Items from an interface collection:
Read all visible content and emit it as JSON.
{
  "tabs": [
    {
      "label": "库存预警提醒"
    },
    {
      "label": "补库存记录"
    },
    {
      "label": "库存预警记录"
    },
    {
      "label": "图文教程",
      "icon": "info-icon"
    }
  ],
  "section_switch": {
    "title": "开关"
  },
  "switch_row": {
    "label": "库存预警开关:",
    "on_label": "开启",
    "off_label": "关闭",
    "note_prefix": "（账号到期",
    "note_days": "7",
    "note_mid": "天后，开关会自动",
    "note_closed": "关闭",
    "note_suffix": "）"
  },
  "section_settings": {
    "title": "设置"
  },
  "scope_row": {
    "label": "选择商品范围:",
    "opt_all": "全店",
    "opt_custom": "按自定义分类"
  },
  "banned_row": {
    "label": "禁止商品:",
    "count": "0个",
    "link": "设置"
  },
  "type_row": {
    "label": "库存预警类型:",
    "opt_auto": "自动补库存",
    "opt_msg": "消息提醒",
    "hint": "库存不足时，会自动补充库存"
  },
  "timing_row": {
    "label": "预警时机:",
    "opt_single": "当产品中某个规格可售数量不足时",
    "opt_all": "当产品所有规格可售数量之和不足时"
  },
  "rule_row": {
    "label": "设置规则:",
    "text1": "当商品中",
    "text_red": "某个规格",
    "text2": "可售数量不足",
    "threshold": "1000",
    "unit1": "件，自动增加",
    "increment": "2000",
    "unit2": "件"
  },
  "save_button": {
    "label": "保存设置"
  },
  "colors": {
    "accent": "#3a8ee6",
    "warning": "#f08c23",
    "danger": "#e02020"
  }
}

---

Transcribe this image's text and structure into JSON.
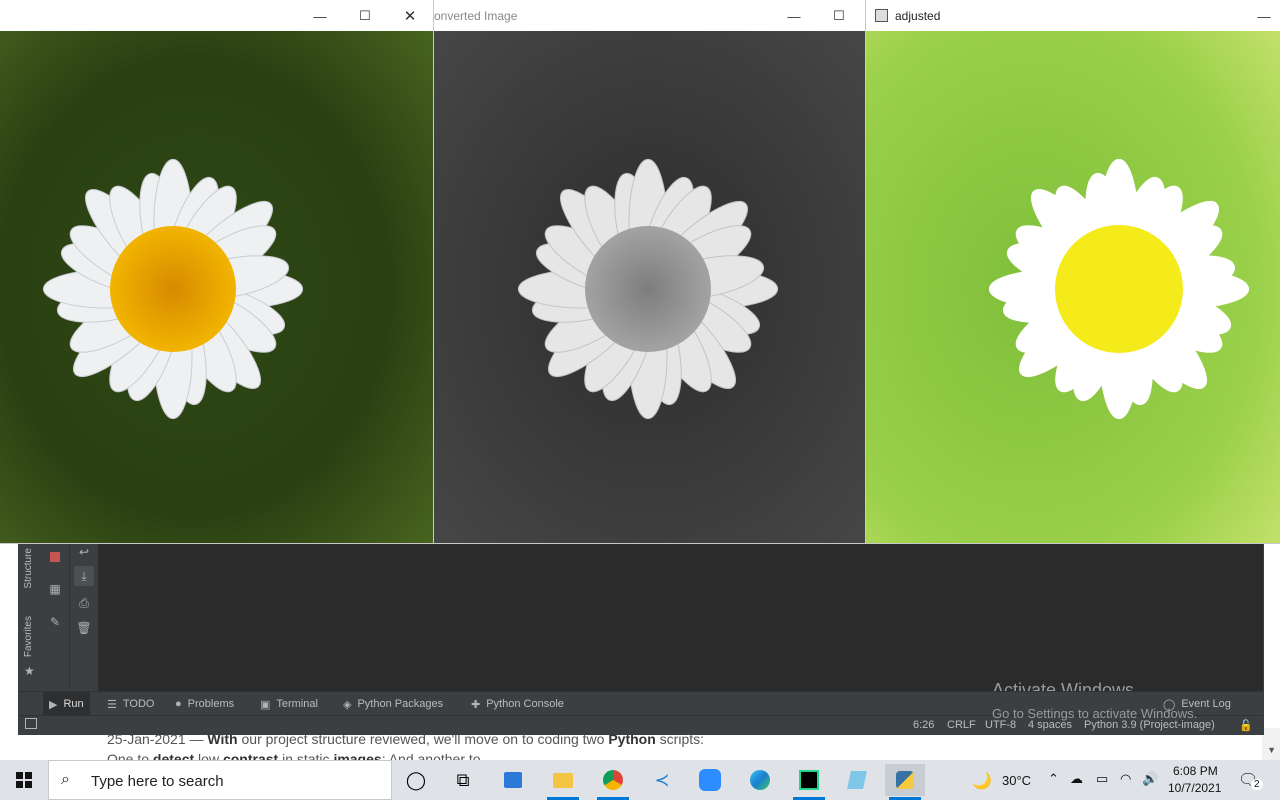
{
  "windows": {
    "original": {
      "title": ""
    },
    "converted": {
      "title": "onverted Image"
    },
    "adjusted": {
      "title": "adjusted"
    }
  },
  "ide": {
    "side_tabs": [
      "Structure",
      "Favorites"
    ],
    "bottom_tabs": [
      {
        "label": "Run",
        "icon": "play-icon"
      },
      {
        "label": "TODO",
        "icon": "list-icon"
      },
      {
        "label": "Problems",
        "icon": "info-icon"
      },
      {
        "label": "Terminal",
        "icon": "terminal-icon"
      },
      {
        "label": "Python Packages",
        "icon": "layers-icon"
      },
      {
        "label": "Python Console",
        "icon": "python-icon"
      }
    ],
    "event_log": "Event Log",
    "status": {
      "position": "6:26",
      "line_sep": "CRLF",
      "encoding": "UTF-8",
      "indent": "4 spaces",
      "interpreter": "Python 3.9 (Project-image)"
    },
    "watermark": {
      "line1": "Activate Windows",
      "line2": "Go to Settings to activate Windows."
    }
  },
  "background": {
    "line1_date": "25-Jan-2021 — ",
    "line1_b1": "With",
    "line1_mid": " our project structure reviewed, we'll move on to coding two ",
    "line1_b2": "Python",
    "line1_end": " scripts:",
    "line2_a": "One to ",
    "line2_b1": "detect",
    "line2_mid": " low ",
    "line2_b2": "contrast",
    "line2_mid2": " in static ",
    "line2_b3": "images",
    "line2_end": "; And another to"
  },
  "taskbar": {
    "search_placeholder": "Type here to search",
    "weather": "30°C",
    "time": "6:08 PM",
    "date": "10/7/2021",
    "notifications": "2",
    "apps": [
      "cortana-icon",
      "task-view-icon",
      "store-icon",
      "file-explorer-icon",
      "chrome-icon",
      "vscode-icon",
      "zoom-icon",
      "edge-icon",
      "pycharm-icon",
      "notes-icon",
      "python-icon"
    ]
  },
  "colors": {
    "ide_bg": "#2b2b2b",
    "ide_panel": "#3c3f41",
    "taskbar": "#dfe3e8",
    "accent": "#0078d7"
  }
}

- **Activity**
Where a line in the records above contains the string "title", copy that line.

- **Your response**
    "title": "开关"
    "title": "设置"
      "title": ""
      "title": "onverted Image"
      "title": "adjusted"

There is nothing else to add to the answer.